I will set up a hash like this

$hash{ $x }++

$hash{ $y }++

$hash{ $z }++

and see if grep( /^3$/, values @hash ) or grep( { $hash{$_} == 3 } keys @hash )

or something.

--

Greg Matheson, tAiwan - Greg Matheson <lang@...> wrote:

:

: to make sure what was being returned was the boolean 1,

: rather than the value 1.

:

: I have a whole lot of these 3-way tests to run, so I think

: I will set up a hash like this

:

: $hash{ $x }++

: $hash{ $y }++

: $hash{ $z }++

:

: and see if grep( /^3$/, values @hash ) or grep( { $hash{$_}

: == 3 } keys @hash ) or something.

A hash works best for comparing strings. This sub works

on any amount of strings, but returns a false value for

equal( '00', 0 , 0 ). The warning allows values to be

undefined.

sub equal {

my %hash;

no warnings 'uninitialized';

@hash{ @_ } = ();

return keys %hash == 1;

}

For numerical equality of three values this works:

sub numerically_equal {

return $_[0] == $_[1] and $_[1] == $_[3];

}

Or more mathmatically:

sub numerically_equal {

return $_[0] + $_[1] + $_[2] == $_[0] * 3;

}

The above sub leads us to this more robust sub

which tests equality on any length list or array

except "()".

use List::Util 'sum';

.

.

.

sub numerically_equal {

return $_[0] * @_ == sum @_;

}

HTH,

Charles K. Clarkson

--

Mobile Homes Specialist

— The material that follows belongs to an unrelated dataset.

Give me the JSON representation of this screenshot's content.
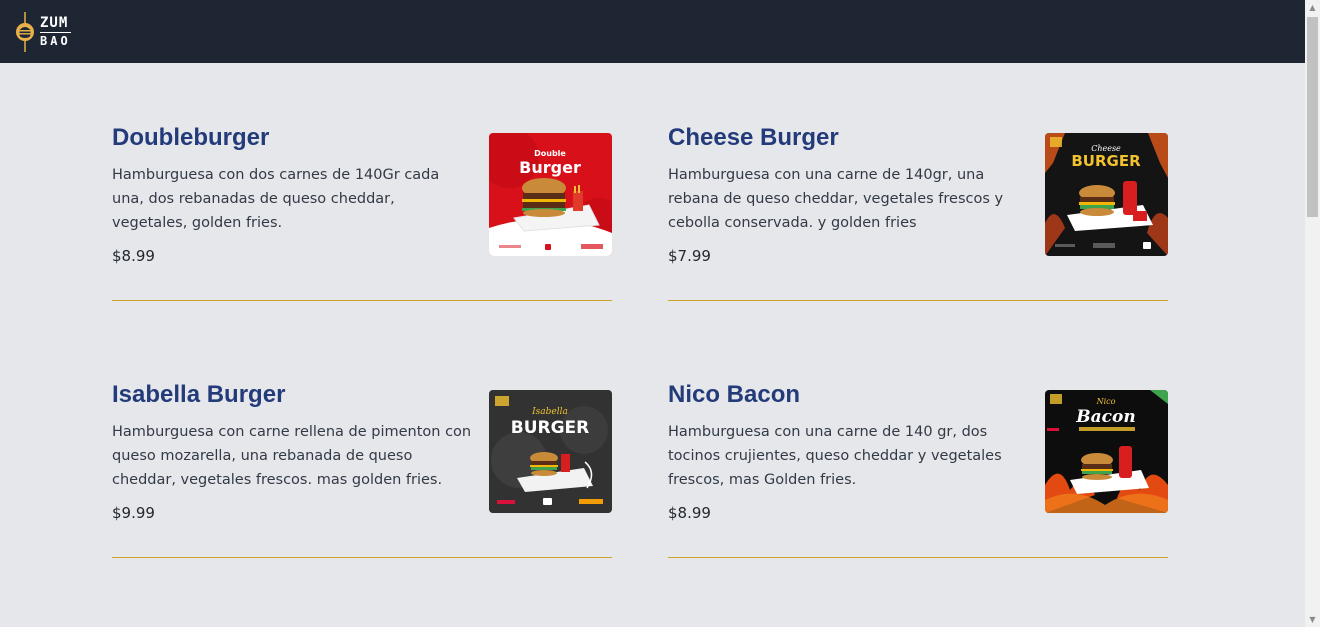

254 968-8328 - On Mon, 05 Apr 2004, Charles K. Clarkson wrote:

> sub equal {

main::equal(try.pl:9): @hash{ @_ } = ();

> my %hash;

> no warnings 'uninitialized';

> @hash{ @_ } = ();

> return keys %hash == 1;

auto(-1) DB<14> x %hash

empty array

DB<15>

main::equal(try.pl:10): return keys %hash == 1;

auto(-1) DB<15> x %hash

0 3

1 undef

So it is initializing a slice of the hash for all the arguments

passed to it. But as the arguments are all equal, only one

key is generated.

DB<17> x keys %hash

0 3

>

That would be a problem if $_[0] and $_[1] weren't equal, but the sum

> sub numerically_equal {

> return $_[0] == $_[1] and $_[1] == $_[3];

> }

>

> Or more mathmatically:

>

> sub numerically_equal {

> return $_[0] + $_[1] + $_[2] == $_[0] * 3;

> }

was still 3 times $_[0]

DB<9> x numerically_equal(2,3,1)

0 1

> The above sub leads us to this more robust sub

This has the same problem, I think.

> which tests equality on any length list or array

> except "()".

>

> use List::Util 'sum';

>

> .

> .

> .

>

> sub numerically_equal {

> return $_[0] * @_ == sum @_;

> }

@_ in scalar context is the number of elements in the list.

main::numerically_equal(try.pl:7):

7: return $_[0] + $_[1] + $_[2] == $_[0] * 3;

DB<11> x @_

0 00

1 0

2 0

DB<12> x scalar @_

0 3

--

Greg Matheson, Taiwan